The way these writings describe the process, this was not so much a strategic decision – “hey, guys, we have to drop this circumcision rule or we’re not going to make any headway.” It was more in the nature of what was being disclosed or revealed to them by God. In talking with people different from themselves, they began to sort out what was essential and what was nonessential in their tradition. In doing so, they gained a new understanding of God, and even of what Jesus had been talking about and pointing to when he was alive. Indeed, these first Jewish Christians also came to see their own Jewish heritage in a new light – which is what is going on when they keep going back and quoting the Hebrew Scriptures to demonstrate that they “foresaw” Jesus. Call it the Holy Spirit at work.

Now I want to suggest that this very process is what must go on in evangelization today – in reaching out to those who are not “of the faith” or of any faith. And again I want to suggest that this is not a matter of calculation or strategy – a cheapening or dumbing down of our traditions. No, it is of the essence of our traditions – through the centuries of Christianity and the New Testament, and behind these the centuries of Judaism and the Hebrew Scriptures.

You see, our God is not a God of just a particular place, a particular people, a particular church or religion or way of doing things. That was the great revelation to the Jews: that there is One God, creator of everything and Lord of all. When we cling too tightly to any set of traditions, any way of looking at God and God’s action in the world, we are being idolatrous – idolatry being the root sin, worshiping something less than God. The reason evangelization – reaching out to the “unchurched,” as we condescendingly call them – is of the essence of Christianity, is that it is what keeps us from idolatry, the worship essentially of ourselves. We need to evangelize for ourselves, not just for others.

That truth is behind the readings this morning. The unfaithful shepherd to which Jeremiah is referring, were the priests and prophets and rulers of Israel who refused to honor the larger picture of God and instead used their religion to protect their own narrow views and self-interest. The reason people flocked to Jesus to hear him and be healed by him was that the official religion of their day had become also a closed system, looking to itself and its so-called purity and ignoring the grand charter given to it by its true God. Jesus came not to establish a new religion, but to open up and reform the religion of his day.
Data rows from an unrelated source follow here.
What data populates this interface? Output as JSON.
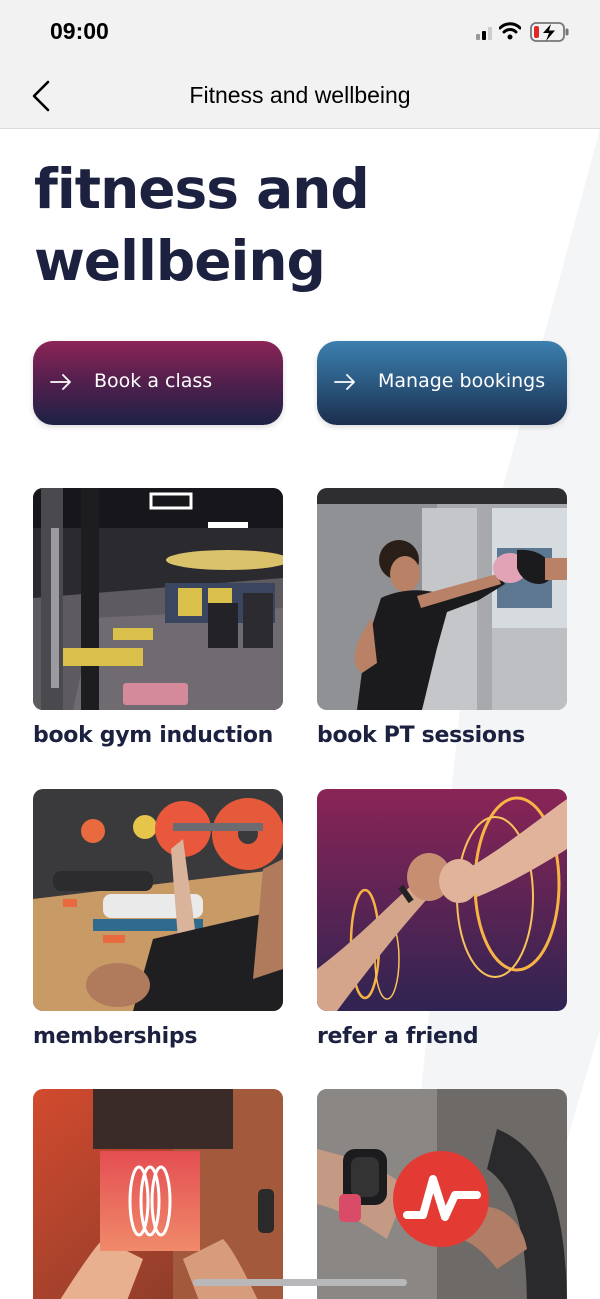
{
  "status_bar": {
    "time": "09:00",
    "icons": [
      "signal-icon",
      "wifi-icon",
      "battery-charging-icon"
    ]
  },
  "nav": {
    "back_icon": "chevron-left-icon",
    "title": "Fitness and wellbeing"
  },
  "page": {
    "title_line1": "fitness and",
    "title_line2": "wellbeing"
  },
  "actions": {
    "book_class_label": "Book a class",
    "manage_bookings_label": "Manage bookings",
    "arrow_icon": "arrow-right-icon"
  },
  "tiles": [
    {
      "label": "book gym induction",
      "image": "gym-floor-photo"
    },
    {
      "label": "book PT sessions",
      "image": "boxing-pads-photo"
    },
    {
      "label": "memberships",
      "image": "weights-class-photo"
    },
    {
      "label": "refer a friend",
      "image": "fist-bump-photo"
    },
    {
      "label": "",
      "image": "wellbeing-app-photo"
    },
    {
      "label": "",
      "image": "fitness-tracker-photo"
    }
  ],
  "colors": {
    "title_text": "#1c2140",
    "book_class_gradient": [
      "#8c2457",
      "#1d2145"
    ],
    "manage_bookings_gradient": [
      "#3c7fae",
      "#1b2f4e"
    ],
    "bar_background": "#f2f2f3"
  }
}
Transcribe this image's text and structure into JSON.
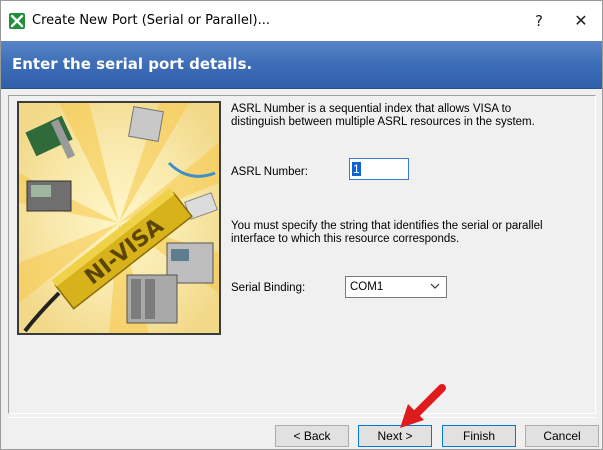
{
  "window": {
    "title": "Create New Port (Serial or Parallel)...",
    "help_label": "?",
    "close_label": "✕"
  },
  "header": {
    "title": "Enter the serial port details."
  },
  "content": {
    "description_1": "ASRL Number is a sequential index that allows VISA to distinguish between multiple ASRL resources in the system.",
    "asrl_label": "ASRL Number:",
    "asrl_value": "1",
    "description_2": "You must specify the string that identifies the serial or parallel interface to which this resource corresponds.",
    "binding_label": "Serial Binding:",
    "binding_value": "COM1"
  },
  "illustration": {
    "logo_text": "NI-VISA"
  },
  "buttons": {
    "back": "< Back",
    "next": "Next >",
    "finish": "Finish",
    "cancel": "Cancel"
  },
  "colors": {
    "header_blue": "#3e6fb8",
    "focus_blue": "#0078d7",
    "arrow_red": "#e01b1b",
    "logo_gold": "#d8b21a"
  }
}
And that task is never ending, for every religion, because human beings in their sin and fearfulness always tend to close in and shut down rather than opening up and reaching out – always tend to be about themselves, not about God.

Our own Anglican tradition loves to say that it does not claim to be the only Church, the only true religion. It loves to talk about ecumenism and interfaith dialogue. And indeed, especially compared to some other branches of Christianity, it has some reason to boast about these things. But where, I think, we have particular trouble being effective evangelists is in our prideful love of our liturgical traditions. (The thing closest to your heart is usually the thing you need to let go of.) In our hearts, we all (or at least people like me) have this ideal of an English cathedral in the nineteenth century: splendid music, immaculate appointments, soothing clergy, “all things bright and beautiful.”

Folks, that ain’t the Good News Jesus came to give us, the Good News of a living God. We can keep trying to play that golden oldie, but fewer and fewer people are listening and eventually if we just keep doing this we’re going to die. How much better, like Jesus and the first apostles, to reach out in the Name of the God who is truly Lord of all – to heal and to be healed.

0 Responses to “Pentecost 7, July 19, 2009”


Comments are currently closed.